Q: How do you see your photography evolving over, say, the next three years and do you plan on exploring any other genres besides street reportage? Have you considered becoming a full time professional photographer at some future time?
A: Street reportage is where my heart and soul is. I’ve had the pleasure and good fortune to work with a couple of local models who helped me explore another facet of photography. I used a street photography approach where I asked the models to do what they wanted to do and just allowed me to walk around to capture them. The idea was to try to get beyond the typical model poses and images we all have seen.
The time is coming where retirement from my day job is a possibility. At that time, I intend to dedicate all my time to street reportage. I want to travel the world and document people in their daily lives. My dad talked about living in Japan when he was stationed there. Living off base and being accepted by the locals, he experienced and saw things that I want to do myself… expect that I want to have my Leica with me.

Q: Do you have any plans for publishing your street images?
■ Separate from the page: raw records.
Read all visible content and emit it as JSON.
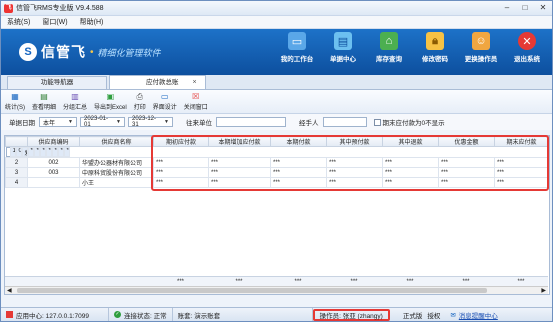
{
  "window": {
    "title": "信管飞RMS专业版 V9.4.588"
  },
  "menu": [
    "系统(S)",
    "窗口(W)",
    "帮助(H)"
  ],
  "banner": {
    "brand": "信管飞",
    "dot": "•",
    "subtitle": "精细化管理软件",
    "buttons": [
      {
        "label": "我的工作台",
        "icon": "desktop-icon"
      },
      {
        "label": "单据中心",
        "icon": "monitor-icon"
      },
      {
        "label": "库存查询",
        "icon": "warehouse-icon"
      },
      {
        "label": "修改密码",
        "icon": "lock-icon"
      },
      {
        "label": "更换操作员",
        "icon": "user-switch-icon"
      },
      {
        "label": "退出系统",
        "icon": "exit-icon"
      }
    ]
  },
  "tabs": [
    {
      "label": "功能导航器"
    },
    {
      "label": "应付款总账",
      "close": "×"
    }
  ],
  "toolbar": [
    "统计(S)",
    "查看明细",
    "分组汇总",
    "导出到Excel",
    "打印",
    "界面设计",
    "关闭窗口"
  ],
  "filter": {
    "date_label": "单据日期",
    "period": "本年",
    "date_from": "2023-01-01",
    "date_to": "2023-12-31",
    "unit_label": "往来单位",
    "handler_label": "经手人",
    "zero_check_label": "期末应付款为0不显示"
  },
  "grid": {
    "columns": [
      "供应商编码",
      "供应商名称",
      "期初应付款",
      "本期增加应付款",
      "本期付款",
      "其中预付款",
      "其中退款",
      "优惠金额",
      "期末应付款"
    ],
    "rows": [
      {
        "n": "1",
        "code": "001",
        "name": "爱普生中国有限公司",
        "vals": [
          "***",
          "***",
          "***",
          "***",
          "***",
          "***",
          "***"
        ]
      },
      {
        "n": "2",
        "code": "002",
        "name": "华盟办公器材有限公司",
        "vals": [
          "***",
          "***",
          "***",
          "***",
          "***",
          "***",
          "***"
        ]
      },
      {
        "n": "3",
        "code": "003",
        "name": "中原科贸股份有限公司",
        "vals": [
          "***",
          "***",
          "***",
          "***",
          "***",
          "***",
          "***"
        ]
      },
      {
        "n": "4",
        "code": "",
        "name": "小王",
        "vals": [
          "***",
          "***",
          "***",
          "***",
          "***",
          "***",
          "***"
        ]
      }
    ],
    "totals": [
      "***",
      "***",
      "***",
      "***",
      "***",
      "***",
      "***"
    ]
  },
  "status": {
    "app_center": "应用中心: 127.0.0.1:7099",
    "conn": "连接状态: 正常",
    "account": "账套: 演示账套",
    "operator": "操作员: 张亚 (zhangy)",
    "edition": "正式版",
    "register": "授权",
    "message": "消息提醒中心"
  },
  "colors": {
    "accent": "#1565c0",
    "highlight": "#e53935"
  }
}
A: I am slowly assembling my images into what I hope will be a book, either online and in-print, with online being more of a possibility now a days.
Thank you for your time, Steven!
– Leica Internet Team
See more of Steven’s images on his blog and Flickr.